What the task asks
Report every line below that carries the word "capacitance".

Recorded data
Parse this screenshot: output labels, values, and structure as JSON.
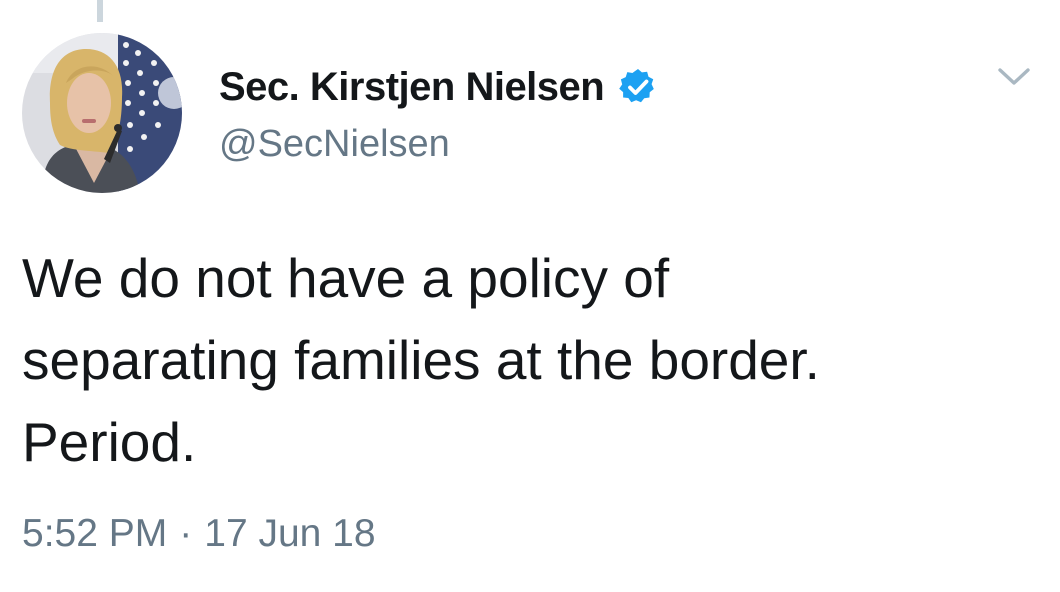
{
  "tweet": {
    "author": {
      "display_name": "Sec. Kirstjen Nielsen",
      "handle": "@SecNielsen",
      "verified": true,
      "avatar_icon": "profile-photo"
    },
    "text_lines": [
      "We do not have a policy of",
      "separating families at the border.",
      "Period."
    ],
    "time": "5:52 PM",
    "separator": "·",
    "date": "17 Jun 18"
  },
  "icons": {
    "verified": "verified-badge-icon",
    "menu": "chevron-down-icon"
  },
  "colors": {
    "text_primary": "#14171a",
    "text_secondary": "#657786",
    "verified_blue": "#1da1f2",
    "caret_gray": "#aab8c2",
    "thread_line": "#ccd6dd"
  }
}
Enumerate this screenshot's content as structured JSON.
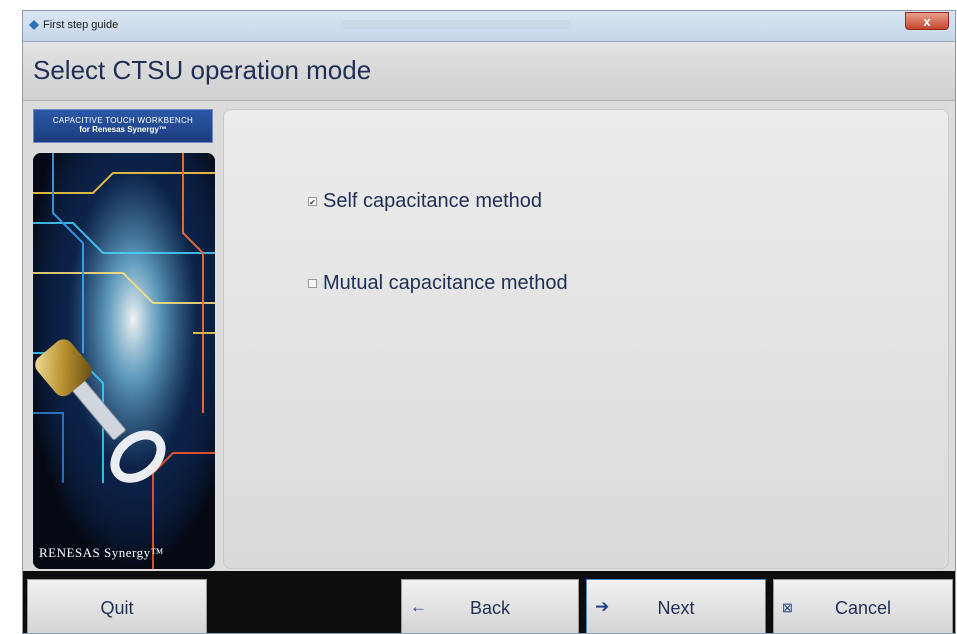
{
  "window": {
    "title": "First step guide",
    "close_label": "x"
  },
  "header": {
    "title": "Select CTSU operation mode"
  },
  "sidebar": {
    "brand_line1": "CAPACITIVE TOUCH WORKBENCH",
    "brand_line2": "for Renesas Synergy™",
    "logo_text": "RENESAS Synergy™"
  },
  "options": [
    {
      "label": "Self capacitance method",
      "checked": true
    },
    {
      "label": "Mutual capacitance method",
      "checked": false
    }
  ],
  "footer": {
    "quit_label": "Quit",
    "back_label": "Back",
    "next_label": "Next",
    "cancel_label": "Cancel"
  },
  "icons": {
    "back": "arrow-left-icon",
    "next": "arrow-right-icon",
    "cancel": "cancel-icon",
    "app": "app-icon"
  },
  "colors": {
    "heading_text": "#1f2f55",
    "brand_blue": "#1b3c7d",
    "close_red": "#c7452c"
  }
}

Solution for this task
      "label": "Self capacitance method",
      "label": "Mutual capacitance method",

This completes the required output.